    The player is not capable of performing any standards conversion between NTSC and PAL, so PAL discs must be watched on a PAL-compatible display device and NTSC discs must be watched on an NTSC-compatible display device.

On Screen Display

    Other than an attractive start-up screen, the on-screen display is very basic indeed, with Chapter and Title time and time remaining being the only options for display. Very little information is presented at other times, such as when the audio channels or subtitles are changed.

Audio Playback

    Pioneer owners will be happy to hear that there are no audio sync problems with this player. I tested a number of discs that are notoriously out of sync on Pioneer players, and they all played back perfectly.

    I found that a significant amount of the time my Denon AVD-2000 Dolby Digital processor would not immediately lock on to the signal coming from the coaxial digital output of the Noriko DVD player, and I would have to change the input channel of the processor away from the DVD player and then back again to get the Dolby Digital signal to be recognized, after which time there was no audio problem.

    DTS output is not supported by this DVD player.

Disc Compatibility Tests

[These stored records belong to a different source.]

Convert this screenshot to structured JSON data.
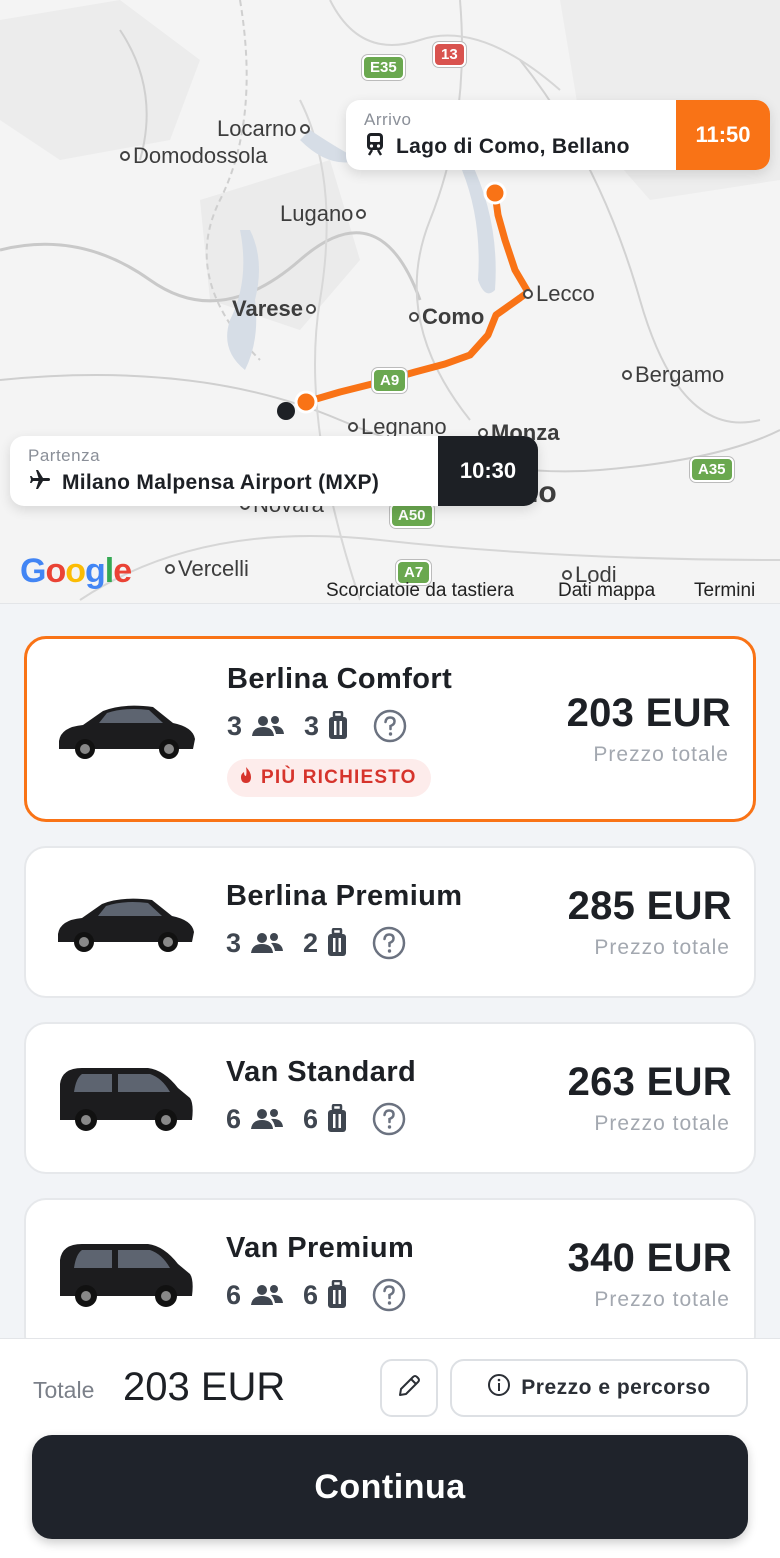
{
  "map": {
    "places": {
      "locarno": "Locarno",
      "domodossola": "Domodossola",
      "lugano": "Lugano",
      "varese": "Varese",
      "como": "Como",
      "lecco": "Lecco",
      "bergamo": "Bergamo",
      "legnano": "Legnano",
      "monza": "Monza",
      "novara": "Novara",
      "vercelli": "Vercelli",
      "lodi": "Lodi",
      "milano_partial": "no"
    },
    "roads": {
      "e35": "E35",
      "r13": "13",
      "a9": "A9",
      "a35": "A35",
      "a50": "A50",
      "a7": "A7"
    },
    "arrival": {
      "label": "Arrivo",
      "name": "Lago di Como, Bellano",
      "time": "11:50"
    },
    "departure": {
      "label": "Partenza",
      "name": "Milano Malpensa Airport (MXP)",
      "time": "10:30"
    },
    "google": "Google",
    "links": {
      "shortcuts": "Scorciatoie da tastiera",
      "map_data": "Dati mappa",
      "terms": "Termini"
    }
  },
  "vehicles": [
    {
      "name": "Berlina Comfort",
      "passengers": "3",
      "luggage": "3",
      "price": "203 EUR",
      "price_label": "Prezzo totale",
      "badge": "PIÙ RICHIESTO",
      "selected": true
    },
    {
      "name": "Berlina Premium",
      "passengers": "3",
      "luggage": "2",
      "price": "285 EUR",
      "price_label": "Prezzo totale"
    },
    {
      "name": "Van Standard",
      "passengers": "6",
      "luggage": "6",
      "price": "263 EUR",
      "price_label": "Prezzo totale"
    },
    {
      "name": "Van Premium",
      "passengers": "6",
      "luggage": "6",
      "price": "340 EUR",
      "price_label": "Prezzo totale"
    }
  ],
  "footer": {
    "total_label": "Totale",
    "total_value": "203 EUR",
    "route_button": "Prezzo e percorso",
    "continue_button": "Continua"
  },
  "colors": {
    "accent": "#f97316",
    "dark": "#1d2025",
    "badge_text": "#d6342c"
  }
}
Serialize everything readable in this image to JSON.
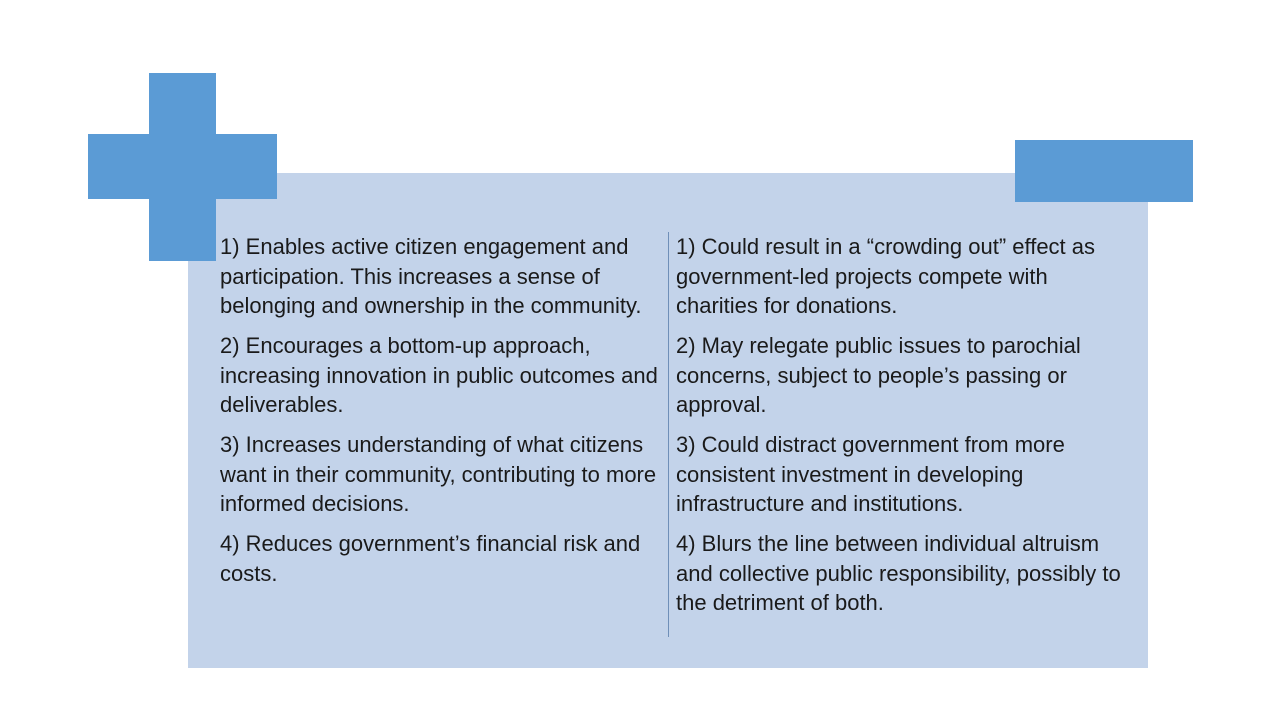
{
  "colors": {
    "accent": "#5b9bd5",
    "panel": "#c3d3ea",
    "text": "#1a1a1a"
  },
  "icons": {
    "plus": "plus-icon",
    "minus": "minus-icon"
  },
  "advantages": [
    "1) Enables active citizen engagement and participation. This increases a sense of belonging and ownership in the community.",
    "2) Encourages a bottom-up approach, increasing innovation in public outcomes and deliverables.",
    "3) Increases understanding of what citizens want in their community, contributing to more informed decisions.",
    "4) Reduces government’s financial risk and costs."
  ],
  "disadvantages": [
    "1) Could result in a “crowding out” effect as government-led projects compete with charities for donations.",
    "2) May relegate public issues to parochial concerns, subject to people’s passing or approval.",
    "3) Could distract government from more consistent investment in developing infrastructure and institutions.",
    "4) Blurs the line between individual altruism and collective public responsibility, possibly to the detriment of both."
  ]
}
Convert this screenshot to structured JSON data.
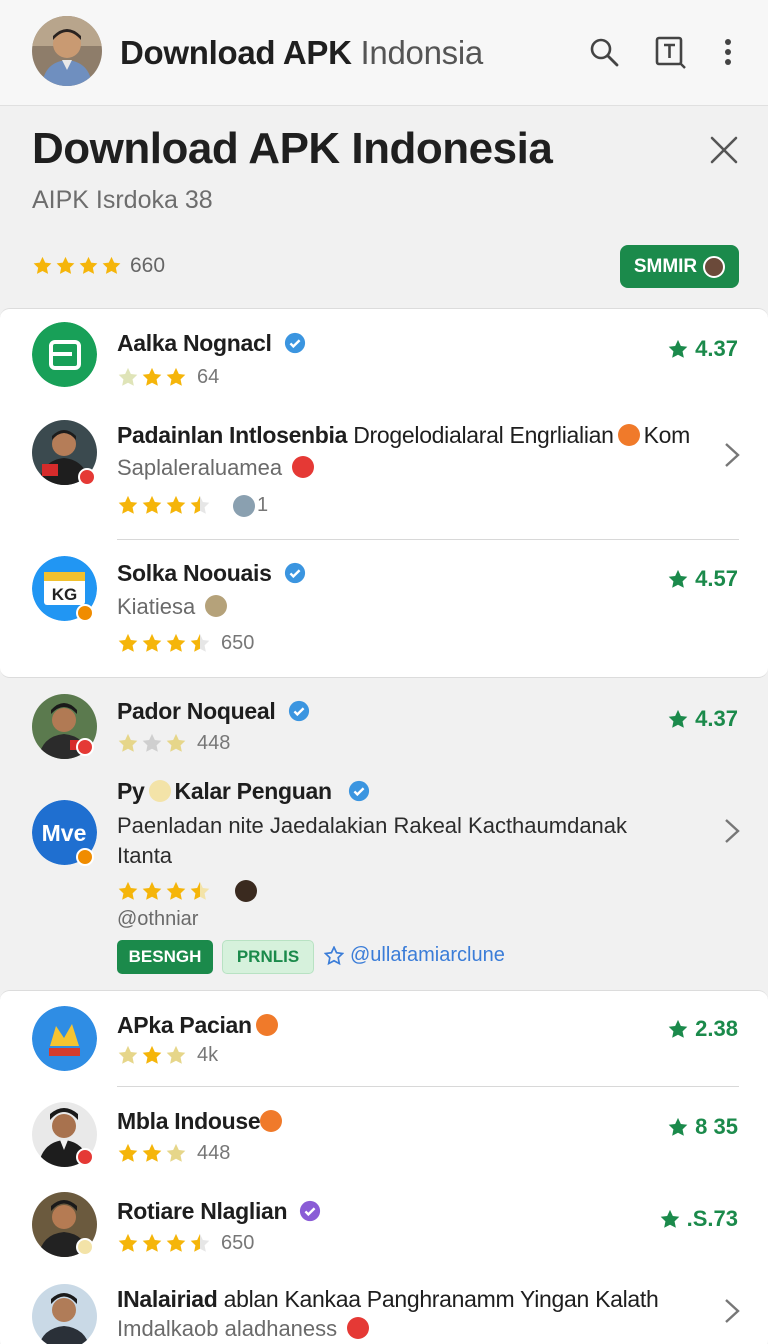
{
  "appbar": {
    "title_bold": "Download APK",
    "title_light": "Indonsia",
    "icons": [
      "search-icon",
      "text-format-icon",
      "more-vert-icon"
    ]
  },
  "header": {
    "title": "Download APK Indonesia",
    "subtitle": "AIPK Isrdoka 38",
    "rating_count": "660",
    "rating_stars": 4,
    "submit_label": "SMMIR"
  },
  "colors": {
    "accent": "#1b8a4b",
    "star": "#f5b50a",
    "verified": "#3b95e0",
    "link": "#3b7dd8"
  },
  "apps": [
    {
      "name": "Aalka Nognacl",
      "rating_count": "64",
      "score": "4.37",
      "stars": 3,
      "verified": true
    },
    {
      "name": "Padainlan Intlosenbia",
      "name_rest": "Drogelodialaral Engrlialian",
      "name_tail": "Kom",
      "desc": "Saplaleraluamea",
      "rating_count": "1",
      "stars": 3.5,
      "has_chevron": true
    },
    {
      "name": "Solka Noouais",
      "desc": "Kiatiesa",
      "rating_count": "650",
      "score": "4.57",
      "stars": 3.5,
      "verified": true,
      "logo_text": "KG"
    },
    {
      "name": "Pador Noqueal",
      "rating_count": "448",
      "score": "4.37",
      "stars": 3,
      "verified": true
    },
    {
      "name_pre": "Py",
      "name": "Kalar Penguan",
      "desc_line1": "Paenladan nite Jaedalakian Rakeal Kacthaumdanak",
      "desc_line2": "Itanta",
      "handle": "@othniar",
      "stars": 3.5,
      "verified": true,
      "logo_text": "Mve",
      "has_chevron": true,
      "chips": [
        "BESNGH",
        "PRNLIS"
      ],
      "link": "@ullafamiarclune"
    },
    {
      "name": "APka Pacian",
      "rating_count": "4k",
      "score": "2.38",
      "stars": 3
    },
    {
      "name": "Mbla Indouse",
      "rating_count": "448",
      "score": "8 35",
      "stars": 3
    },
    {
      "name": "Rotiare Nlaglian",
      "rating_count": "650",
      "score": ".S.73",
      "stars": 3.5,
      "verified": true
    },
    {
      "name": "INalairiad",
      "name_rest": "ablan Kankaa Panghranamm Yingan Kalath",
      "desc": "Imdalkaob aladhaness",
      "has_chevron": true
    }
  ]
}
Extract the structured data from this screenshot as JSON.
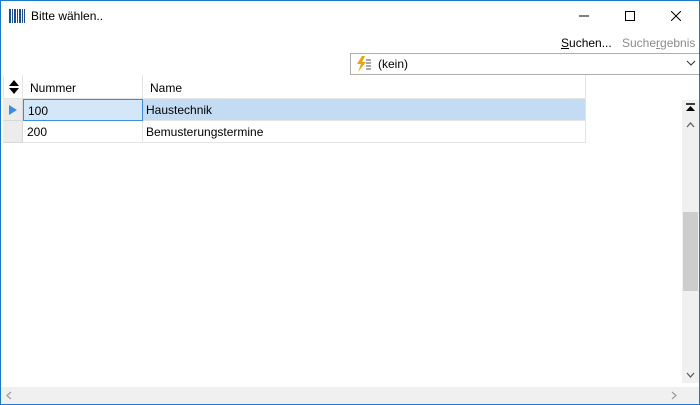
{
  "window": {
    "title": "Bitte wählen..",
    "icon": "barcode-icon",
    "controls": [
      "minimize-icon",
      "maximize-icon",
      "close-icon"
    ]
  },
  "toolbar": {
    "search_label": "Suchen...",
    "result_label": "Suchergebnis"
  },
  "filter": {
    "icon": "filter-lightning-icon",
    "value": "(kein)"
  },
  "grid": {
    "columns": [
      "Nummer",
      "Name"
    ],
    "rows": [
      {
        "nummer": "100",
        "name": "Haustechnik",
        "selected": true
      },
      {
        "nummer": "200",
        "name": "Bemusterungstermine",
        "selected": false
      }
    ]
  },
  "colors": {
    "accent": "#3a8fdc",
    "selection": "#c4dcf3",
    "window_border": "#1979ca"
  }
}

    I tested a number of known problem discs on this machine, and had essentially no problems. The discs tested were;
Fargo R4 Played back flawlessly. Earlier Pioneer players locked up during the opening credits on this disc.
The Four Feathers R4 Played back flawlessly. Earlier Pioneer players locked up at Chapter 8 on this disc.
The Rock R1 Played back flawlessly. Some early region-modified players had problems playing this disc.
Pretty Woman R1 Played back flawlessly.
Various Village Roadshow discs of recent vintage; Lost In Space, Rounders, Analyze This, 54 All of these discs showed some minor menu glitches. Generally, this consisted of the movie starting immediately instead of the player going directly to the main menu as it should have. When you returned to the main menu manually, the menu functioned correctly. More importantly, however, all of these discs played back with audio sync intact.
Turbulence R4 Played back flawlessly. A number of Toshiba DVD players have problems with the authoring of this disc and cannot play it back.
The Matrix R1 Reportedly, this locks up whilst loading and is being looked at by the manufacturer of the player.
[Addendum 19th November 1999:A new EPROM resolves this problem.]




    If all you want to do is to play DVDs at minimal expense, then you can't go far wrong with the Noriko DVD-390K.

Ratings (out of 5)

Build Quality
Value For Money

Technical Specifications (Manufacturer Supplied)

Product Type: DVD-Video, Video CD and Audio CD player
Region: Marked as Zone 4 (Australia, New Zealand, Central and South America, Mexico). Review unit able to play all zones.
Signal System: PAL / NTSC
Audio Frequency Response: DVD: 4Hz - 22kHz (48kHz sampling)
DVD: 4Hz - 44kHz (96kHz sampling)
CD: 20Hz - 20kHz (44.1kHz sampling)
Signal to Noise Ratio: More than 93dB
Dynamic Range: Above 85dB
Total Harmonic Distortion: Equal or less than 0.010%
Dimensions: 430 (w) x 300 (d) x 85 (h)
Weight: 4.2 kg
Price: $549
Distributor: Megapower Products Pty Ltd
29 Albert Ave
Chatswood, NSW, 2145
Telephone: (02) 9410-0888
Facsimile: (02) 9410-1888

© Michael Demtschyna
22nd October 1999
Amended 19th November 1999
Amended 19th February 2000